I’ve spent a good part of my life wondering what God thinks about certain things.
When I was a kid, I wondered what God thought about all the bad things I did. Sins they were called. It’s what the pastor at our church talked about most of the time. This thing called sin. It was everywhere, and I was bad because I did it, he said.
Even as an older adult, I still contemplate God’s thoughts. When I was divorced several years ago, I wondered how disappointed He was in me. Certain things I read said I’d just filled out my own prescription to Hell.
Today, I wonder a lot about how God’s going to bring all this worldly mess together for His glory. He will do that, no doubt, but I don’t have a clue how.
It was Warren’s subtitle that really caught my attention … What on Earth Am I Here For?
When I saw Warren’s book on the best seller shelf of my local bookstore, I devoured it, because it was exactly what I’d been wondering for years.
It’s one of only a few books that’s really had a profound effect on my life for the good, and since that time, nearly 20 years ago, Rick Warren has carried a special place in my heart, as is the case with so many others across the world.
And so last weekend, we all collectively mourned when we learned that his 27-year-old son Matthew took his own life, a result of chronic depression.
Sometimes very bad things happen to really good people.
When such “everyday things” happen to prominent people, it makes us wonder. The Warren family’s circumstance caused me to ponder a “God question” I thought about for many years.
Did Rick Warren’s son go to hell because he committed suicide?
The church teachings to which I was exposed as a child and young adult all basically gave an unfortunate, but profound “yes” to a this question. The justification behind the doctrine? In a nut shell, murder is a sin, the man took his life, and by taking his own life could’ve never repented for said sin. Harsh, but simple and true, the sin preachers preached.
It’s the academics of God’s word, I think they believed.
Because the authority figures taught that teaching, I bought it for the longest time. It made me sad, but I believed it because that’s what the men behind the pulpit said.
I’m glad I don’t believe this today. And thank God he’s not the God of Academics. Actually, he’s God of everything, but you know what I mean.
I didn’t know Rick Warren’s son, and truth is, I don’t know where he is today. I hope he’s in Heaven. But I do know this. He wasn’t doomed for Hell because he killed himself.
How do I know this? Because rather than counting mistakes and messes you and I make against us, His nature is forgiveness. Unquestionable, unconditional forgiveness, circumstances be damned.

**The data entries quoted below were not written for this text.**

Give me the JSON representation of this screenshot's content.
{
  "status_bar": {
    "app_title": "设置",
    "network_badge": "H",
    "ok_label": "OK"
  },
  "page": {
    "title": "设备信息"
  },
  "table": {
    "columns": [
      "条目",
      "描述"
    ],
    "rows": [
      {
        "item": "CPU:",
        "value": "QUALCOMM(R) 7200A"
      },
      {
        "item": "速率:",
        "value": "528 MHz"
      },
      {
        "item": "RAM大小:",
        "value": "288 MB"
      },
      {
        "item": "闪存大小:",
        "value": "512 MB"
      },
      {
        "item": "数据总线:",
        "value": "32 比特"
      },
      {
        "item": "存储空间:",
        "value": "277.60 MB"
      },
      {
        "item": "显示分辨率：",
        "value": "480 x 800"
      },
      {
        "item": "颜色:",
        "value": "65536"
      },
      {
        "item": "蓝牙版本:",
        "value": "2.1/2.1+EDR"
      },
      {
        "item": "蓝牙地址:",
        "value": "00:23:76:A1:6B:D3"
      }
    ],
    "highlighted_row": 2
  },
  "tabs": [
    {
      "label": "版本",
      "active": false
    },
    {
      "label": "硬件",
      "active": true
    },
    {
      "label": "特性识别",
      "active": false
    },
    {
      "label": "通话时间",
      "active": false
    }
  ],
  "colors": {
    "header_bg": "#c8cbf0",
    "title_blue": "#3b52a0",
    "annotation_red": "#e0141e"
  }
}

Matthew Warren‘s mistake was an unfortunate one. Terrible timing with collateral damage everywhere – friends, family, you name it.
But it was a mistake, and that’s all it was. And mistakes don’t necessarily send you to Hell. I believe that, and I’m staking my life on it.